This excellent book discusses with Roosevelt's understanding that the US navy is a critical instrument of a successful foreign policy, his strong advocacy for Congress to expand and improve the navy, his personal "hands on" intervention in the navy to modernize the service and his use of the navy in world affairs. The book's well written chapters present how Roosevelt adeptly used the navy to enforce the Monroe Doctrine to counter Imperial Germany and Great Britain in Central America. Personalities and the background events are clearly presented without getting lost in details. It documents how this gifted and energic leader grew in sophistication as he guided the rise of America on the world stage with the "big stick" available if needed.
This is not a book about war, it is an excellent book about a proven leader. During Roosevelt's presidency America's rose to become one of the world's great powers without fighting a war.

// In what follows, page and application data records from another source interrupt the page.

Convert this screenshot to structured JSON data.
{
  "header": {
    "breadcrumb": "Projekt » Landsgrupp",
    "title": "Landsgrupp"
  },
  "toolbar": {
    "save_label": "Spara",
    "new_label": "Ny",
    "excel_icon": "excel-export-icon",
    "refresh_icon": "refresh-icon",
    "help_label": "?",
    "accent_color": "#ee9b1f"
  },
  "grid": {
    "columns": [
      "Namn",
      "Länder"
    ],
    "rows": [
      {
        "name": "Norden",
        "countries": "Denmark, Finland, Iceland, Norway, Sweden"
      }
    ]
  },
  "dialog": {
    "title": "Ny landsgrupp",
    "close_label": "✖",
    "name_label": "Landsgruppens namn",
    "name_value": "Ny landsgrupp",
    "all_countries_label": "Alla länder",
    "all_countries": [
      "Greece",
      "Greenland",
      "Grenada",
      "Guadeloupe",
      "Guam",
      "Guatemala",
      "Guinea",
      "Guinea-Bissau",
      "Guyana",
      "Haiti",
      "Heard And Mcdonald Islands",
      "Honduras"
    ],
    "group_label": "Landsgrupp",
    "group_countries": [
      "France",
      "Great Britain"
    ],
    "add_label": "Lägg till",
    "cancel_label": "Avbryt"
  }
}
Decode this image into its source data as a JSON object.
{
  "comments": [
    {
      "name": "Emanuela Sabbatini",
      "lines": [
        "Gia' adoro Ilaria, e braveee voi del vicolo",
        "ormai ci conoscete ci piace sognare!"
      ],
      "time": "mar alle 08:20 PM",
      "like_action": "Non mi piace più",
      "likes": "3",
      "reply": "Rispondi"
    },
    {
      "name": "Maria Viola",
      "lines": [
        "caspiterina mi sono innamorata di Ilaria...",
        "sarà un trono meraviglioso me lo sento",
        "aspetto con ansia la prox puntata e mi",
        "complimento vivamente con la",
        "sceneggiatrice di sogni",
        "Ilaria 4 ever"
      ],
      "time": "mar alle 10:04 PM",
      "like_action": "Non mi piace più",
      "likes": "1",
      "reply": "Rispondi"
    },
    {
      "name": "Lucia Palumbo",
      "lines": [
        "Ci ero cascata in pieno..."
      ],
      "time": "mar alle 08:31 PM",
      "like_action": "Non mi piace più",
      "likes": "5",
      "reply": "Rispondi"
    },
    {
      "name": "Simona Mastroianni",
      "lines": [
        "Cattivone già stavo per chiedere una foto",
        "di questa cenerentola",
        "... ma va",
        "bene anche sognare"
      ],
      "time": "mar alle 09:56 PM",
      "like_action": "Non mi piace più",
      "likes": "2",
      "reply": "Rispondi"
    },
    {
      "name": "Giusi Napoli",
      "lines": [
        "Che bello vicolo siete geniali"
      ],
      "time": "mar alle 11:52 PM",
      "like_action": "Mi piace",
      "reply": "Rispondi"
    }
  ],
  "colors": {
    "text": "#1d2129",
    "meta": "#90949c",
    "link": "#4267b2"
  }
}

Before he was President, Teddy Roosevelt had a long history with the Navy. This experience was to have a profound effect on how he applied naval power during his future Presidency. As his honors thesis, Roosevelt chose to write "the Naval War of 1812", which Hendrix claims "remains a mainstay of historical literature surrounding the subject." Hendrix continues "That a civilian barely out of college (or still in college, in the case of the early chapters) grasped the technicalities of these great clashes still amazes readers." It was Roosevelt's expert work on this book that opened the door to be a lecturer at the Naval War College where he met Captain Alfred Thayer Mahan. Hendrix documents how this relationship blossomed, culminating in Roosevelt's selection as Assistant Secretary of the Navy. In his final acts as Assistant Secretary of the Navy, Roosevelt shifted American naval power from coastal defense to power projection.
Hendrix states "Few incidents of recent history have remained as clouded as the Venezuela Crisis of 1902-1903." He continues "[a] careful review of the official millitary records of the military commanders on the scene provides and unmistakable picture of Roosevelt's intentions in the Caribbean during the winter of 1902-03." Hendrix indeed makes the case for the careful application of American naval power in response to German colonial ambitions in South America.
Next Hendrix reviews the American naval response to the Columbian Senate's rejection of the "carefully crafted Hay-Herrain Treaty, by which the United States would be granted access to a narrow strip of land across the Columbian province of Panama." The author asserts "[t]he canal had long occupied the center fo Theodore Roosevelt's foreign policy, and he was determined to see it built." In response to the Columbian government, Roosevelt sent a naval flotilla and the Marines to secure the land required for what is now the Panama Canal.
Following the two succesful applications of naval power, Roosevelt naturally assumed the Navy and Marines could handle some pirates who took American citizens hostage. Hendrix examines the limitations of naval power for this scenario in Morocco.
No discussion of Teddy Roosevelt and the Navy can ignore the "Great White Fleet". Hendrix expertly reviews the implications of Roosevelt's influence on the transformation of the American navy and the ability of it to open up the closed empire of Japan.
In addition to the military application of naval power, Roosevelt also was an expert diplomat. Hendrix discusses how Roosevelt served as the intermediary between the warring Japanese and Russians, after the former's defeat of the latter at Tsushima Strait in 1905. It was for his work at the peace conference in Portsmouth, that Roosevelt earned the Nobel Peace Prize.
I was fascinated with the role that Theodore Roosevelt has played in American naval power. Being new to the subject, I was impressed with Hendrix' ability to explain the influences of this great man on the navy. This book is a great case study in the roles naval power play in the DIME (Diplomatic, Information, Military, Economic) pillars of foreign policy. It is a great read, and I highly recommend it.